3. My Life in France, Julia Child – Child was in her late 30s before she discovered, and started to live, her passion, but she was also far too wise to pen a simplistic “it’s never too late” biography. It was a joy to read this and discover the witty and acerbic woman behind all those cooking shows.
4. Harry Potter and the Prisoner of Azkaban, J.K. Rowling – This is my favorite of the Harry Potter books, and the one I think that functions best as a book in its own right when removed from the series. But really, if you haven’t already, read them all.
5. Checkmate, Dorothy Dunnett – Another recommendation that is a stand-in for an entire series, Checkmate is the final book in The Lymond Chronicles, and is the book that brings six books worth of complicated plot lines together in a lovely and satisfying ending. It won’t make a whole lot of sense unless you read the first five books, though.

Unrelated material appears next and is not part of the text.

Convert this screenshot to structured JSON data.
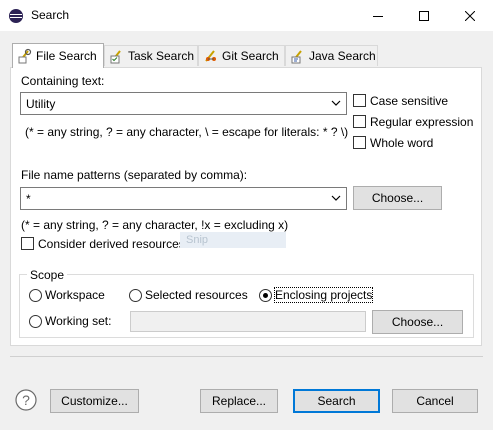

6. Alias Grace, Margaret Atwood – Beautifully-detailed historical fiction, a murder mystery, and Atwood’s always-brilliant prose… what more could anyone want?
7. The Eyre Affair, Jasper Fforde – This is a book (and the kickoff to a series) for readers. It’s pun-tastic and wink-wink, nudge-nudge about all manner of English lit, and is just a ton of fun.
8. Anne of Green Gables, L.M. Montgomery – This is sort of the M&Ms of novels to me – a perfect treat I can go to at any time. I have a hard copy on my bookshelf and an e-copy on my Kindle, so it’s always on hand in case of a reading emergency. There is never a wrong time to visit the Lake of Shining Waters with Anne and Diana.
9. On Writing Well: The Classic Guide to Writing Non-Fiction, William Zinsser – A super-dorky choice, I realize, but it’s a book I recommend all the time, because I sincerely believe it made me a better writer.
10. Outlander, Diana Gabaldon – A time-travel romance novel that bounces between World War II-era England and 18th century Scotland has no right to work, and yet this does. I think it’s because Gabaldon took the research skills she honed earning a PhD in… something scientific I can’t remember right now… and applied it to historical research, so both of the worlds the book encompasses feel real, even if the plot that connects them is farfetched.
What books are your go-to suggestions when people ask for recommendations?